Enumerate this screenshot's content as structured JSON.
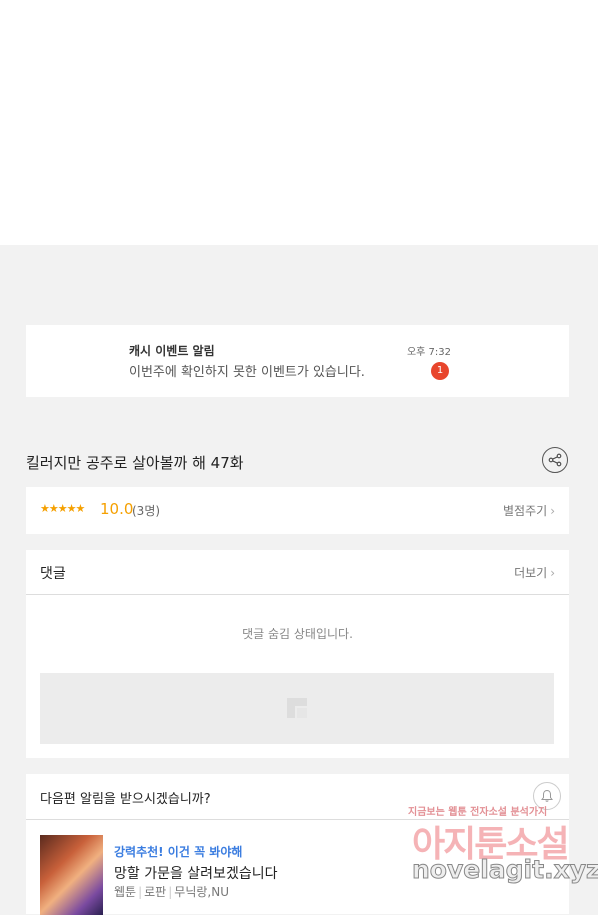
{
  "notification": {
    "title": "캐시 이벤트 알림",
    "body": "이번주에 확인하지 못한 이벤트가 있습니다.",
    "time": "오후 7:32",
    "badge": "1"
  },
  "episode": {
    "title": "킬러지만 공주로 살아볼까 해 47화",
    "share_icon": "share-icon"
  },
  "rating": {
    "stars": "★★★★★",
    "score": "10.0",
    "count": "(3명)",
    "rate_label": "별점주기"
  },
  "comments": {
    "title": "댓글",
    "more_label": "더보기",
    "hidden_text": "댓글 숨김 상태입니다."
  },
  "next_episode": {
    "question": "다음편 알림을 받으시겠습니까?",
    "bell_icon": "bell-icon",
    "recommend_label": "강력추천! 이건 꼭 봐야해",
    "recommend_title": "망할 가문을 살려보겠습니다",
    "tags": [
      "웹툰",
      "로판",
      "무닉랑,NU"
    ]
  },
  "watermark": {
    "top_line": "지금보는 웹툰 전자소설 분석가지",
    "big": "아지툰소설",
    "url": "novelagit.xyz"
  },
  "colors": {
    "accent_star": "#f5a000",
    "badge": "#e8452c",
    "link_blue": "#3b7de0",
    "background": "#f2f2f2"
  }
}
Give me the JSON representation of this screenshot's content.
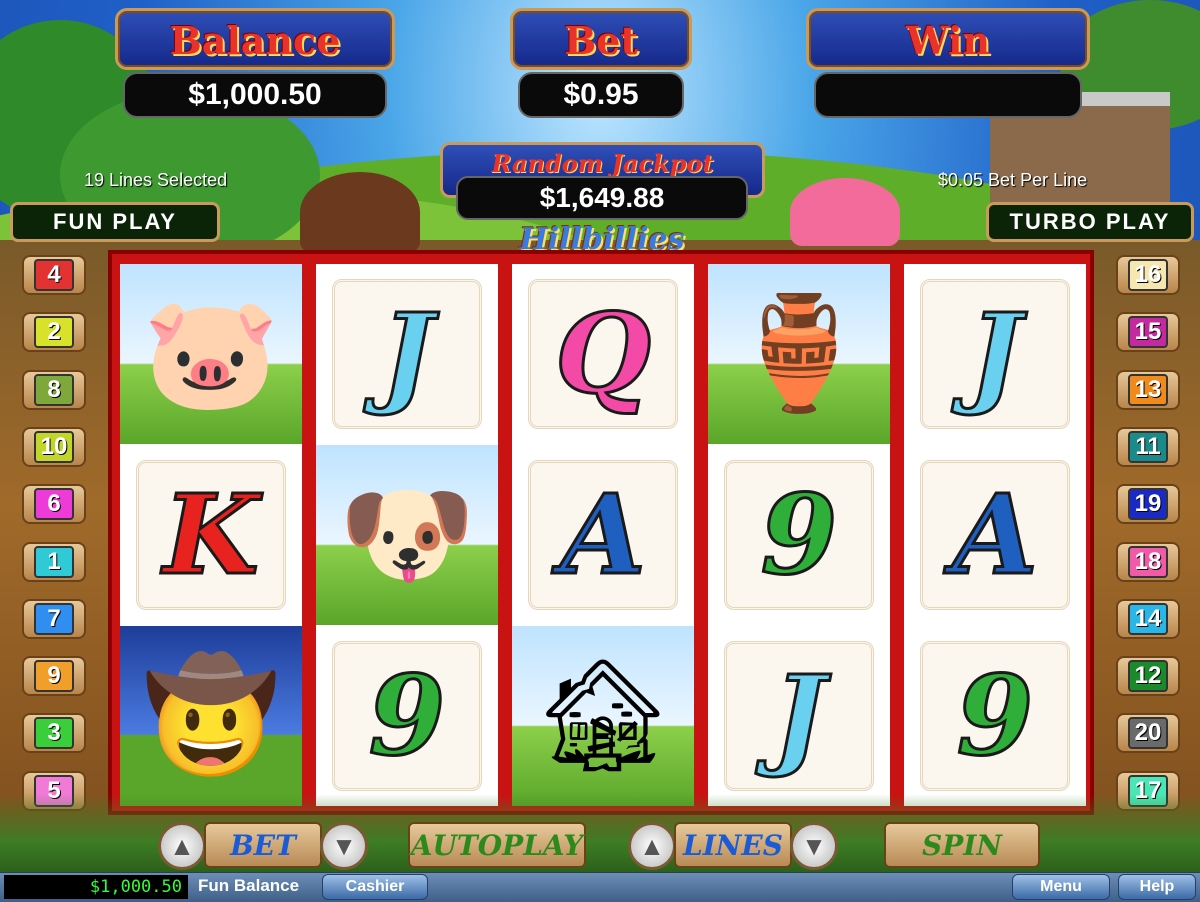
{
  "panels": {
    "balance": {
      "title": "Balance",
      "value": "$1,000.50"
    },
    "bet": {
      "title": "Bet",
      "value": "$0.95"
    },
    "win": {
      "title": "Win",
      "value": ""
    }
  },
  "jackpot": {
    "title": "Random Jackpot",
    "value": "$1,649.88"
  },
  "info": {
    "lines_selected": "19 Lines Selected",
    "bet_per_line": "$0.05 Bet Per Line"
  },
  "modes": {
    "fun_play": "FUN PLAY",
    "turbo_play": "TURBO PLAY"
  },
  "logo": "Hillbillies",
  "reels": [
    [
      {
        "symbol": "pig-in-barrel",
        "kind": "scene",
        "glyph": "🐷"
      },
      {
        "symbol": "K",
        "kind": "letter",
        "color": "#e8221f"
      },
      {
        "symbol": "hillbilly",
        "kind": "scene-dusk",
        "glyph": "🤠"
      }
    ],
    [
      {
        "symbol": "J",
        "kind": "letter",
        "color": "#6ad0f0"
      },
      {
        "symbol": "hound-dog",
        "kind": "scene",
        "glyph": "🐶"
      },
      {
        "symbol": "9",
        "kind": "letter",
        "color": "#2fae3a"
      }
    ],
    [
      {
        "symbol": "Q",
        "kind": "letter",
        "color": "#f24aa6"
      },
      {
        "symbol": "A",
        "kind": "letter",
        "color": "#1f5fbf"
      },
      {
        "symbol": "shack",
        "kind": "scene",
        "glyph": "🏚"
      }
    ],
    [
      {
        "symbol": "moonshine-jug",
        "kind": "scene",
        "glyph": "🏺"
      },
      {
        "symbol": "9",
        "kind": "letter",
        "color": "#2fae3a"
      },
      {
        "symbol": "J",
        "kind": "letter",
        "color": "#6ad0f0"
      }
    ],
    [
      {
        "symbol": "J",
        "kind": "letter",
        "color": "#6ad0f0"
      },
      {
        "symbol": "A",
        "kind": "letter",
        "color": "#1f5fbf"
      },
      {
        "symbol": "9",
        "kind": "letter",
        "color": "#2fae3a"
      }
    ]
  ],
  "left_lines": [
    {
      "n": "4",
      "color": "#e33232"
    },
    {
      "n": "2",
      "color": "#d8e22a"
    },
    {
      "n": "8",
      "color": "#7fa83a"
    },
    {
      "n": "10",
      "color": "#c2d62a"
    },
    {
      "n": "6",
      "color": "#ee3ad6"
    },
    {
      "n": "1",
      "color": "#2fcad6"
    },
    {
      "n": "7",
      "color": "#2f8ef0"
    },
    {
      "n": "9",
      "color": "#f0a02a"
    },
    {
      "n": "3",
      "color": "#3ace3a"
    },
    {
      "n": "5",
      "color": "#f07ad6"
    }
  ],
  "right_lines": [
    {
      "n": "16",
      "color": "#f6e6b0"
    },
    {
      "n": "15",
      "color": "#c22a9e"
    },
    {
      "n": "13",
      "color": "#f08a1a"
    },
    {
      "n": "11",
      "color": "#1a8a8a"
    },
    {
      "n": "19",
      "color": "#1a2ac2"
    },
    {
      "n": "18",
      "color": "#f05aa6"
    },
    {
      "n": "14",
      "color": "#2ab6e6"
    },
    {
      "n": "12",
      "color": "#1a8a2a"
    },
    {
      "n": "20",
      "color": "#6a6a6a"
    },
    {
      "n": "17",
      "color": "#4ae6b6"
    }
  ],
  "controls": {
    "bet": "BET",
    "autoplay": "AUTOPLAY",
    "lines": "LINES",
    "spin": "SPIN"
  },
  "statusbar": {
    "balance": "$1,000.50",
    "label": "Fun Balance",
    "cashier": "Cashier",
    "menu": "Menu",
    "help": "Help"
  }
}
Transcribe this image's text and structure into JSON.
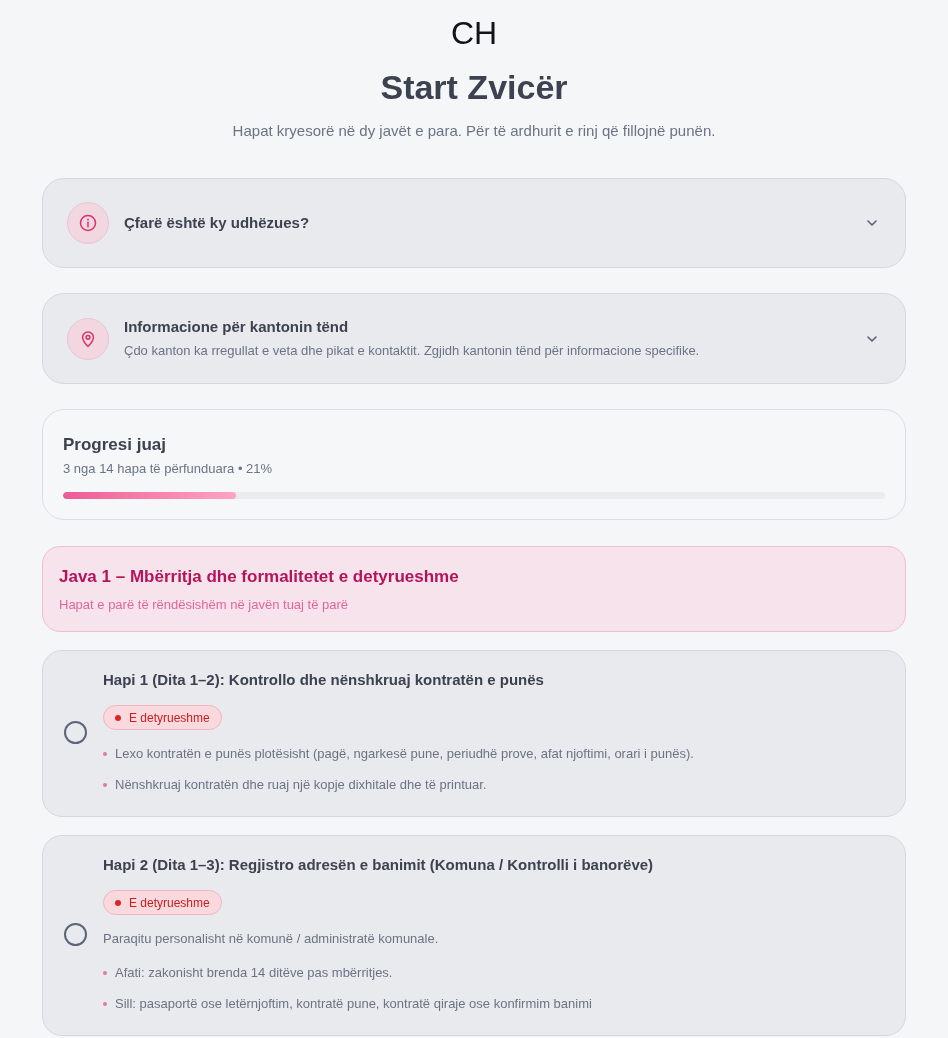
{
  "brand": "CH",
  "title": "Start Zvicër",
  "subtitle": "Hapat kryesorë në dy javët e para. Për të ardhurit e rinj që fillojnë punën.",
  "info_panels": [
    {
      "kind": "info",
      "title": "Çfarë është ky udhëzues?",
      "expanded": false
    },
    {
      "kind": "location",
      "title": "Informacione për kantonin tënd",
      "description": "Çdo kanton ka rregullat e veta dhe pikat e kontaktit. Zgjidh kantonin tënd për informacione specifike.",
      "expanded": false
    }
  ],
  "progress": {
    "title": "Progresi juaj",
    "summary": "3 nga 14 hapa të përfunduara • 21%",
    "level": 0.21
  },
  "weeks": [
    {
      "title": "Java 1 – Mbërritja dhe formalitetet e detyrueshme",
      "subtitle": "Hapat e parë të rëndësishëm në javën tuaj të parë",
      "steps": [
        {
          "title": "Hapi 1 (Dita 1–2): Kontrollo dhe nënshkruaj kontratën e punës",
          "checked": false,
          "badge": "E detyrueshme",
          "bullets": [
            "Lexo kontratën e punës plotësisht (pagë, ngarkesë pune, periudhë prove, afat njoftimi, orari i punës).",
            "Nënshkruaj kontratën dhe ruaj një kopje dixhitale dhe të printuar."
          ]
        },
        {
          "title": "Hapi 2 (Dita 1–3): Regjistro adresën e banimit (Komuna / Kontrolli i banorëve)",
          "checked": false,
          "badge": "E detyrueshme",
          "description": "Paraqitu personalisht në komunë / administratë komunale.",
          "bullets": [
            "Afati: zakonisht brenda 14 ditëve pas mbërritjes.",
            "Sill: pasaportë ose letërnjoftim, kontratë pune, kontratë qiraje ose konfirmim banimi"
          ]
        }
      ]
    }
  ]
}
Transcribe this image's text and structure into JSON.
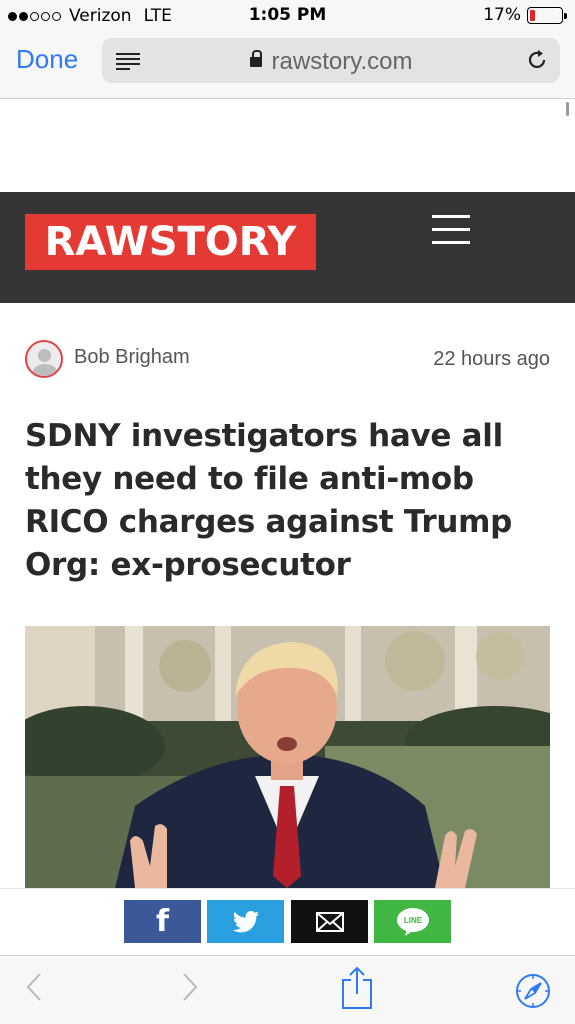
{
  "status_bar": {
    "carrier": "Verizon",
    "network": "LTE",
    "time": "1:05 PM",
    "battery_percent": "17%",
    "battery_level": 0.17,
    "signal_bars_filled": 2,
    "signal_bars_total": 5
  },
  "browser": {
    "done_label": "Done",
    "url": "rawstory.com"
  },
  "site": {
    "logo_text": "RAWSTORY",
    "brand_color": "#e53a34",
    "header_color": "#353535"
  },
  "article": {
    "author": "Bob Brigham",
    "time_ago": "22 hours ago",
    "headline": "SDNY investigators have all they need to file anti-mob RICO charges against Trump Org: ex-prosecutor"
  },
  "share_buttons": [
    {
      "name": "facebook",
      "icon": "facebook-icon",
      "color": "#3b5998"
    },
    {
      "name": "twitter",
      "icon": "twitter-bird-icon",
      "color": "#2a9fe0"
    },
    {
      "name": "email",
      "icon": "envelope-icon",
      "color": "#111111"
    },
    {
      "name": "line",
      "icon": "line-icon",
      "label": "LINE",
      "color": "#3fb742"
    }
  ],
  "toolbar": {
    "back_enabled": false,
    "forward_enabled": false
  }
}
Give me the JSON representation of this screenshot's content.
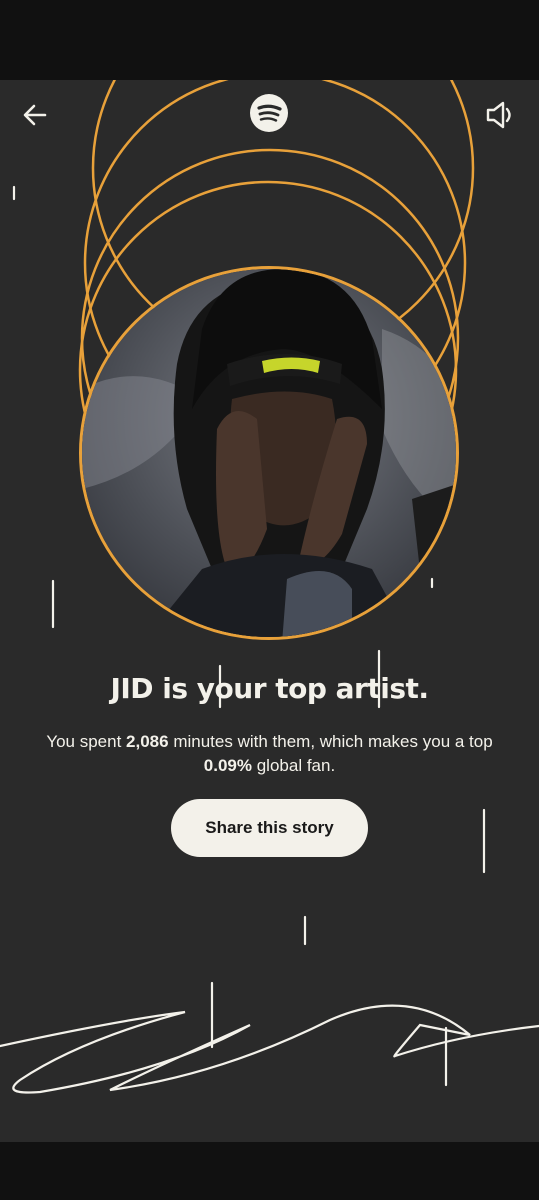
{
  "story": {
    "headline": "JID is your top artist.",
    "summary_prefix": "You spent ",
    "minutes": "2,086",
    "summary_middle": " minutes with them, which makes you a top ",
    "percent": "0.09%",
    "summary_suffix": " global fan.",
    "share_label": "Share this story"
  },
  "icons": {
    "back": "arrow-left-icon",
    "logo": "spotify-logo-icon",
    "sound": "speaker-icon"
  },
  "colors": {
    "background": "#2a2a2a",
    "ring": "#e8a13a",
    "text": "#f3f1ea",
    "button_bg": "#f3f1ea"
  }
}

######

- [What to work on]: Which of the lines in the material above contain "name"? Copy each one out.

- [Written answer]:
      "name": "facebook",
      "name": "twitter",
      "name": "email",
      "name": "line",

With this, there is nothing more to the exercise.